AMD Philippines recently took the opportunity during one of their events to tell us, or more like show us the brand new features and superior processing capabilities of their newest line of CPUs, graphics cards, and their new APU systems – short for Accelerated Processing Units. These new APUs are a combination of CPU, GPU, and other components built only into one chip to increase performance and decrease size, power consumption and cost – just one of the many new advantages we’ve been introduced to in their presentations.
AMD has been in the market for a while, originally developing competing processors for the desktop market, among others. They’ve recently acquired graphics chip maker ATI, who’s best known for their well known Radeon graphics powerhouses. Together, they’re known collectively AMD, and they’ve combined those forces to build some impressive silicon for your desktops, laptops, and other devices.
The main topic of this event’s presentation was the advantages of AMD chips over competing brands. First off, AMD was the first manufacturer to have DirectX 11 graphics cards in the market – competitors have merely been doing some catching up. Intel’s integrated chipsets were mentioned to have no DirectX 11 support just yet – and that would be too bad, as they’ve said that developers are no longer making DX 10 games.
Other advantages of the AMD systems include the possibility to use up to 3 monitors/screens on one graphics card on their mainstream GPUs with a feature called Eyefinity. Plus, the GPU can actually offload any processing from the CPU to help with general applications – speeding up even number crunching and other office related work. Then, we’re shown some impressive demos comparing the capabilities of their products versus competitors – with a general nod towards AMD’s performance, video quality, and most noticeably, power consumption.
One feature that impressed us most was when the topic went towards AMD’s APU units. These are generally CPU’s with multiple chips built in – graphics and other components – to improve speeds between components. Even more impressive was when you pair an APU with one of AMD’s Radeon GPU cards. You can get up to 175% performance with these combined – as you essentially are running on the built-in GPU + the external GPU. In contrast, combining an APU with a graphics card from, say NVIDIA, will only yield 100% capability due to one GPU being disabled.
All this, coupled with the monthly driver updates that they roll out for their products, should give some promising performance for all AMD system users. Since we’re due for an upgraded (or completely new) desktop soon, we’ll definitely check out AMD’s products next time we visit our local PC stores.
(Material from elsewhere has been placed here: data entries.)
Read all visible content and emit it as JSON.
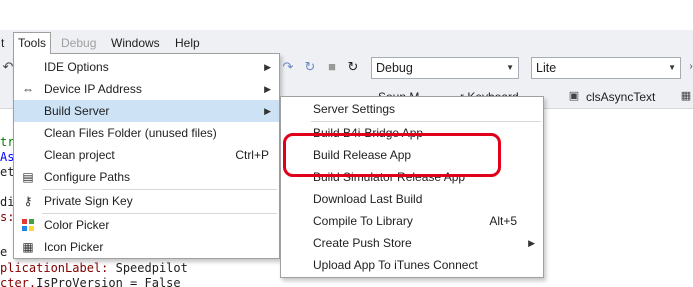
{
  "menubar": {
    "cut_item": "t",
    "items": [
      {
        "label": "Tools"
      },
      {
        "label": "Debug"
      },
      {
        "label": "Windows"
      },
      {
        "label": "Help"
      }
    ]
  },
  "toolbar": {
    "config_combo": "Debug",
    "mode_combo": "Lite"
  },
  "tabs": {
    "partial_1": "Soun M",
    "partial_2": "r Keyboard",
    "class_tab": "clsAsyncText"
  },
  "code": {
    "lines": [
      {
        "kw": "tre",
        "rest": ""
      },
      {
        "kw": "As",
        "rest": ""
      },
      {
        "kw": "etF",
        "rest": ""
      },
      {
        "kw": "",
        "rest": ""
      },
      {
        "kw": "dit",
        "rest": ""
      },
      {
        "kw": "s:",
        "rest": ""
      },
      {
        "kw": "",
        "rest": ""
      },
      {
        "kw": "e",
        "rest": ""
      },
      {
        "kw": "plicationLabel:",
        "rest": " Speedpilot"
      },
      {
        "kw": "cter.",
        "rest": "IsProVersion = False"
      }
    ]
  },
  "tools_menu": {
    "items": [
      {
        "label": "IDE Options",
        "icon": "",
        "has_submenu": true
      },
      {
        "label": "Device IP Address",
        "icon": "link-icon",
        "has_submenu": true
      },
      {
        "label": "Build Server",
        "icon": "",
        "has_submenu": true,
        "highlighted": true
      },
      {
        "label": "Clean Files Folder (unused files)",
        "icon": ""
      },
      {
        "label": "Clean project",
        "icon": "",
        "shortcut": "Ctrl+P"
      },
      {
        "label": "Configure Paths",
        "icon": "document-icon"
      },
      {
        "label": "Private Sign Key",
        "icon": "key-icon"
      },
      {
        "label": "Color Picker",
        "icon": "color-picker-icon"
      },
      {
        "label": "Icon Picker",
        "icon": "icon-picker-icon"
      }
    ]
  },
  "build_server_menu": {
    "items": [
      {
        "label": "Server Settings"
      },
      {
        "label": "Build B4i-Bridge App"
      },
      {
        "label": "Build Release App"
      },
      {
        "label": "Build Simulator Release App"
      },
      {
        "label": "Download Last Build"
      },
      {
        "label": "Compile To Library",
        "shortcut": "Alt+5"
      },
      {
        "label": "Create Push Store",
        "has_submenu": true
      },
      {
        "label": "Upload App To iTunes Connect"
      }
    ]
  },
  "annotation": {
    "color": "#e0001a",
    "target": "Build Release App"
  },
  "colors": {
    "highlight": "#cde2f5",
    "menubar_bg": "#eef0f4"
  }
}
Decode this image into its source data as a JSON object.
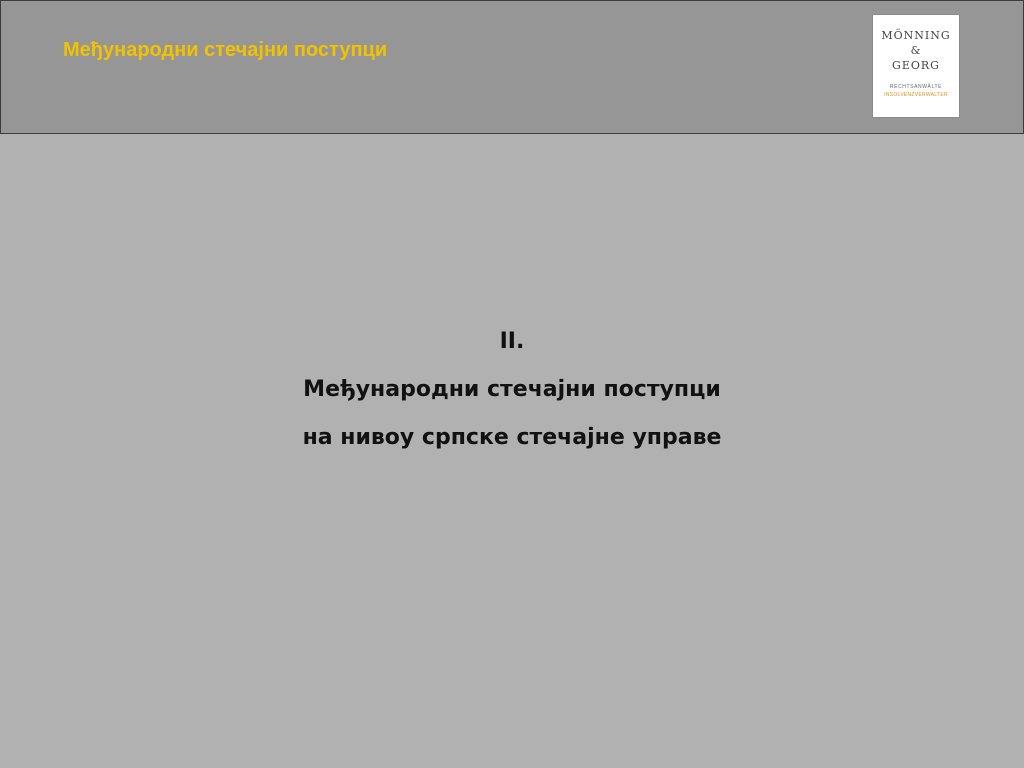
{
  "header": {
    "title": "Међународни стечајни поступци"
  },
  "logo": {
    "name_line1": "MÖNNING",
    "name_line2": "&",
    "name_line3": "GEORG",
    "subtitle1": "RECHTSANWÄLTE",
    "subtitle2": "INSOLVENZVERWALTER"
  },
  "content": {
    "numeral": "II.",
    "line1": "Међународни стечајни поступци",
    "line2": "на нивоу српске стечајне управе"
  },
  "colors": {
    "title": "#f2c200",
    "header_background": "#969696",
    "slide_background": "#b1b1b1",
    "logo_accent": "#d9901a"
  }
}
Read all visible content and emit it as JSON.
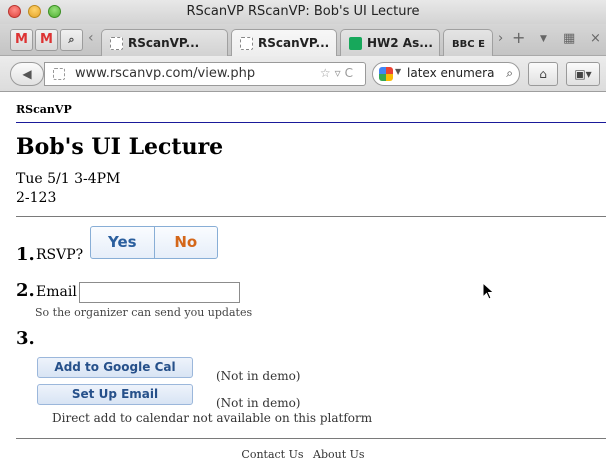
{
  "window": {
    "title": "RScanVP RScanVP: Bob's UI Lecture"
  },
  "pinned_tabs": [
    {
      "glyph": "M",
      "icon": "gmail-icon"
    },
    {
      "glyph": "M",
      "icon": "gmail-icon"
    },
    {
      "glyph": "⌕",
      "icon": "app-icon"
    }
  ],
  "tabs": [
    {
      "label": "RScanVP...",
      "active": false,
      "icon": "page-icon"
    },
    {
      "label": "RScanVP...",
      "active": true,
      "icon": "page-icon"
    },
    {
      "label": "HW2 As...",
      "active": false,
      "icon": "sheets-icon"
    },
    {
      "label": "BBC E",
      "active": false,
      "icon": "bbc-icon"
    }
  ],
  "toolbar": {
    "url": "www.rscanvp.com/view.php",
    "search_query": "latex enumera",
    "back_glyph": "◀",
    "home_glyph": "⌂",
    "bookmarks_glyph": "▣▾"
  },
  "page": {
    "brand": "RScanVP",
    "event_title": "Bob's UI Lecture",
    "event_time": "Tue 5/1 3-4PM",
    "event_room": "2-123",
    "step1": {
      "number": "1.",
      "label": "RSVP?",
      "yes": "Yes",
      "no": "No"
    },
    "step2": {
      "number": "2.",
      "label": "Email",
      "value": "",
      "hint": "So the organizer can send you updates"
    },
    "step3": {
      "number": "3.",
      "add_calendar": "Add to Google Cal",
      "add_calendar_note": "(Not in demo)",
      "setup_email": "Set Up Email",
      "setup_email_note": "(Not in demo)",
      "platform_note": "Direct add to calendar not available on this platform"
    },
    "footer": {
      "contact": "Contact Us",
      "about": "About Us"
    }
  },
  "colors": {
    "accent": "#2b5f9e",
    "no_button": "#d4671a",
    "brand_rule": "#1a1a9a"
  }
}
We suggest you do the same!
Check out a video we took playing Call of Duty: Black Ops and Crysis 2 on 1920×1080, highest/gamer settings below.
For more pictures of the event, check out the gallery below.